Web page and app entries
=== Begin Enclosure ===
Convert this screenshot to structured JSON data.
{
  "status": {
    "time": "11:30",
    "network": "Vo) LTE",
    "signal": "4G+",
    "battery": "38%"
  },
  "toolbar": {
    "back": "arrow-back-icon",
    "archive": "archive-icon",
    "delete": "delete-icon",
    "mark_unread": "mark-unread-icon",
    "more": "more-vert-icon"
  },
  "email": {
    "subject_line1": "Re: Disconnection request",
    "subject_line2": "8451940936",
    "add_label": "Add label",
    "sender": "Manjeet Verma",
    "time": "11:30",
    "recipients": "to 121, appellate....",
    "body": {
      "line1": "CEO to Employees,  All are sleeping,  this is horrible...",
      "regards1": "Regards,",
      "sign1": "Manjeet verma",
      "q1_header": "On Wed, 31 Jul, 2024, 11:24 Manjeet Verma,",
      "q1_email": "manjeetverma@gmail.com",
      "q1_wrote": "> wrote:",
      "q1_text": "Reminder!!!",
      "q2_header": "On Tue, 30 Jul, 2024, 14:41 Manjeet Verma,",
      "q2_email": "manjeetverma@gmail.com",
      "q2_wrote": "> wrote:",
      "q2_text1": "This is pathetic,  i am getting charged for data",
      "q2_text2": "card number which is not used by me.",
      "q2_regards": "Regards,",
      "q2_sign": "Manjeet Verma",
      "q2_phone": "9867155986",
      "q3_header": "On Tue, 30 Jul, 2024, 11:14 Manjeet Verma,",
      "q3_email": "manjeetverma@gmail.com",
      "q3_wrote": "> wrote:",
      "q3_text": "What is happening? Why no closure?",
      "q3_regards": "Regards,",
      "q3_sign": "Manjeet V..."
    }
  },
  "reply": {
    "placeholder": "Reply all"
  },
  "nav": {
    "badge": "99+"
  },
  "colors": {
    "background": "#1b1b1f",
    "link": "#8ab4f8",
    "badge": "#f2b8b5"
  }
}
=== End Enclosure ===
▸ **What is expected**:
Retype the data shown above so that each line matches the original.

▸ **Solution to the exercise**:
Convert this screenshot to structured JSON data.
{
  "status": {
    "time": "11:30",
    "network": "Vo) LTE",
    "signal": "4G+",
    "battery": "38%"
  },
  "toolbar": {
    "back": "arrow-back-icon",
    "archive": "archive-icon",
    "delete": "delete-icon",
    "mark_unread": "mark-unread-icon",
    "more": "more-vert-icon"
  },
  "email": {
    "subject_line1": "Re: Disconnection request",
    "subject_line2": "8451940936",
    "add_label": "Add label",
    "sender": "Manjeet Verma",
    "time": "11:30",
    "recipients": "to 121, appellate....",
    "body": {
      "line1": "CEO to Employees,  All are sleeping,  this is horrible...",
      "regards1": "Regards,",
      "sign1": "Manjeet verma",
      "q1_header": "On Wed, 31 Jul, 2024, 11:24 Manjeet Verma,",
      "q1_email": "manjeetverma@gmail.com",
      "q1_wrote": "> wrote:",
      "q1_text": "Reminder!!!",
      "q2_header": "On Tue, 30 Jul, 2024, 14:41 Manjeet Verma,",
      "q2_email": "manjeetverma@gmail.com",
      "q2_wrote": "> wrote:",
      "q2_text1": "This is pathetic,  i am getting charged for data",
      "q2_text2": "card number which is not used by me.",
      "q2_regards": "Regards,",
      "q2_sign": "Manjeet Verma",
      "q2_phone": "9867155986",
      "q3_header": "On Tue, 30 Jul, 2024, 11:14 Manjeet Verma,",
      "q3_email": "manjeetverma@gmail.com",
      "q3_wrote": "> wrote:",
      "q3_text": "What is happening? Why no closure?",
      "q3_regards": "Regards,",
      "q3_sign": "Manjeet V..."
    }
  },
  "reply": {
    "placeholder": "Reply all"
  },
  "nav": {
    "badge": "99+"
  },
  "colors": {
    "background": "#1b1b1f",
    "link": "#8ab4f8",
    "badge": "#f2b8b5"
  }
}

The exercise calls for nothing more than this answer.